:: WORK TO COMPLETE ::
Determine the number of lines in the listing that contain "screenshot". Write only that number.

:: INFORMATION ::
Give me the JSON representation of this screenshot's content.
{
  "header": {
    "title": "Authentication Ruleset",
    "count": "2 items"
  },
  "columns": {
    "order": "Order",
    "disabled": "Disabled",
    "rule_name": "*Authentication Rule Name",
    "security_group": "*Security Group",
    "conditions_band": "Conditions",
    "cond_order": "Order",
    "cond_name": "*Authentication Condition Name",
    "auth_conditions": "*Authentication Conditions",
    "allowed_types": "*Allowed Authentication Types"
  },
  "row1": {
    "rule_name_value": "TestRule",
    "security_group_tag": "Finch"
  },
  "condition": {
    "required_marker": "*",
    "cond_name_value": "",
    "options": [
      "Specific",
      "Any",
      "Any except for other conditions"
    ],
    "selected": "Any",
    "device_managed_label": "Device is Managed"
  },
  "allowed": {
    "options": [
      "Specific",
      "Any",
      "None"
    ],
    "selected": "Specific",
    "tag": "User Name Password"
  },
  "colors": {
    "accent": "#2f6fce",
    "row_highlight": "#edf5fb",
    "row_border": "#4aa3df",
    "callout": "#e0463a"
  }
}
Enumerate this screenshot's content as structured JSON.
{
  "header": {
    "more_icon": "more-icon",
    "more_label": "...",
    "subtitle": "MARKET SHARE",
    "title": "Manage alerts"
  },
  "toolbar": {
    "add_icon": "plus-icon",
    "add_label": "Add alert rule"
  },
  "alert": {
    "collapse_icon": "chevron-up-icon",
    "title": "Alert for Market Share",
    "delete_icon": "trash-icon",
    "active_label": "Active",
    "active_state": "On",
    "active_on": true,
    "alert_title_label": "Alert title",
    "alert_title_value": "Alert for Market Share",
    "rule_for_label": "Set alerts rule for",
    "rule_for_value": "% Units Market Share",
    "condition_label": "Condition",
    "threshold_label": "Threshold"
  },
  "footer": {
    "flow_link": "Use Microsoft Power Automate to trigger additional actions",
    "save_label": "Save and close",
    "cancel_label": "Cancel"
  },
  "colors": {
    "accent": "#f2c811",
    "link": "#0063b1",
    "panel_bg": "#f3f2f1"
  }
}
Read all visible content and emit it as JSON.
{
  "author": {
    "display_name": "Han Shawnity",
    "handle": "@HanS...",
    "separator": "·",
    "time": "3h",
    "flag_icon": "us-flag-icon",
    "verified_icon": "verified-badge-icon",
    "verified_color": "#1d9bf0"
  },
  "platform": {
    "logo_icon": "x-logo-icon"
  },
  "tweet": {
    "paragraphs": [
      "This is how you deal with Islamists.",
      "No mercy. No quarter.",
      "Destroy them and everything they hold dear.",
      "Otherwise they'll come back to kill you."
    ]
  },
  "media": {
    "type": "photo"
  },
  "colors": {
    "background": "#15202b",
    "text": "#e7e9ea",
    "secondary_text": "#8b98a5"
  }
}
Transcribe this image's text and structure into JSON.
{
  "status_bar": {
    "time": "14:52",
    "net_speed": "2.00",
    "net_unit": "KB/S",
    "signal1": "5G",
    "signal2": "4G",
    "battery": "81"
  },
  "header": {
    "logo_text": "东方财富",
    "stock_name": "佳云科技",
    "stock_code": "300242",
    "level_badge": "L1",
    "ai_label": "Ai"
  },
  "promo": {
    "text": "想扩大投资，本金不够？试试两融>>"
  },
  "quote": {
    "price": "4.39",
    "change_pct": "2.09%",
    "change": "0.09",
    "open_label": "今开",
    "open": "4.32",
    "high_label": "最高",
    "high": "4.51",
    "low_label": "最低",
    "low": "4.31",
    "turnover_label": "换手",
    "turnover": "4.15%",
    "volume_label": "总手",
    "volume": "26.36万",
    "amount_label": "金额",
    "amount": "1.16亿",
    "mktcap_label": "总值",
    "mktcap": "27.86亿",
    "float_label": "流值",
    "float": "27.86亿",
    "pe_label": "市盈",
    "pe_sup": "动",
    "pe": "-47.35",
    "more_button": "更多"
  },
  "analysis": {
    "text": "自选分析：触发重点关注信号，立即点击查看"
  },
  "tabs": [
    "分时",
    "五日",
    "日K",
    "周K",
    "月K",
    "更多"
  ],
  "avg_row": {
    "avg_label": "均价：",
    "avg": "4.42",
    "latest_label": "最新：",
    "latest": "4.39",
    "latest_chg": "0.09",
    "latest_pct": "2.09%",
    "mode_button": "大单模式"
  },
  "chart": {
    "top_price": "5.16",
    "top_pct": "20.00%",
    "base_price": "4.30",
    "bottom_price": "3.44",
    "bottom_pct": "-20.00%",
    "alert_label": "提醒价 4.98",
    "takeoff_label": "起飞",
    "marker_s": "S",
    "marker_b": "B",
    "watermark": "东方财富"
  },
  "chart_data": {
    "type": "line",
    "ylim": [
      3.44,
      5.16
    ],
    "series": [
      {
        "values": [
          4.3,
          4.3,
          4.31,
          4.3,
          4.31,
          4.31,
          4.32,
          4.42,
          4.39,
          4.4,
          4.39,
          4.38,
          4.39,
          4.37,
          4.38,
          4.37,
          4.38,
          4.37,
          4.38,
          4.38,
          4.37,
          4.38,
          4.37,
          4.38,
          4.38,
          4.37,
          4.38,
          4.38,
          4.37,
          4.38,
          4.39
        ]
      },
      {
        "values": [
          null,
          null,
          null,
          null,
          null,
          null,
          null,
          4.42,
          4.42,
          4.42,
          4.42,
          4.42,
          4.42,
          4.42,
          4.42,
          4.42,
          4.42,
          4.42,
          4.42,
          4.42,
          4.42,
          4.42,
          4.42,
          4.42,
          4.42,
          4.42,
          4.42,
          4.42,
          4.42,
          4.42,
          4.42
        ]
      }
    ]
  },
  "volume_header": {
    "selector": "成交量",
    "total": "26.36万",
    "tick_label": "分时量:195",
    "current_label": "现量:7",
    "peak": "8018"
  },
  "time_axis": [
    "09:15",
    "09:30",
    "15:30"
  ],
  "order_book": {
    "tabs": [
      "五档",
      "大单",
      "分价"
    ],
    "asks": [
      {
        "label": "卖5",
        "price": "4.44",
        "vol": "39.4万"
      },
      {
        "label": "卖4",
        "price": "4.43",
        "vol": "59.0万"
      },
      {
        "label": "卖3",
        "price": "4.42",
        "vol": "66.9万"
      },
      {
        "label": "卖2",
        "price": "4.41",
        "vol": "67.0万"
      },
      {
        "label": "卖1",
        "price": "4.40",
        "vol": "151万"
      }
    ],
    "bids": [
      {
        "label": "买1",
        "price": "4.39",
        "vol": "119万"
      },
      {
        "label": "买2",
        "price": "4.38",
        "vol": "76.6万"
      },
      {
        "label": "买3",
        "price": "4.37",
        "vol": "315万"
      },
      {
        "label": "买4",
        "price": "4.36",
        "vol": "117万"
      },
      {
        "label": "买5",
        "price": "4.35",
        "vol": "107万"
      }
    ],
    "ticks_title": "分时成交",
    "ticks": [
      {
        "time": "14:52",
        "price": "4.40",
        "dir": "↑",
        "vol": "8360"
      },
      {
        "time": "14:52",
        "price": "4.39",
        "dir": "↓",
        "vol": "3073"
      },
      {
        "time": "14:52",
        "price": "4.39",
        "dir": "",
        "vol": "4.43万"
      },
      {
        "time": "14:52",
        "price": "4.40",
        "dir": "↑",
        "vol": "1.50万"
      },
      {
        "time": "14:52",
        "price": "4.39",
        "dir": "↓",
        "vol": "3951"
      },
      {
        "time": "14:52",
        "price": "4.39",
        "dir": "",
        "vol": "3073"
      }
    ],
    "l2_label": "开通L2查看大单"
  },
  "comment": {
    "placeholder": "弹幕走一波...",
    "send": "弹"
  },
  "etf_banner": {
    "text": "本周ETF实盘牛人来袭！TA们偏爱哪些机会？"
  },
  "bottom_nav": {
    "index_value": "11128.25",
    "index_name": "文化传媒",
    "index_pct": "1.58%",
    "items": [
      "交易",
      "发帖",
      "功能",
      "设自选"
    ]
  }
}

:: ANSWER ::
2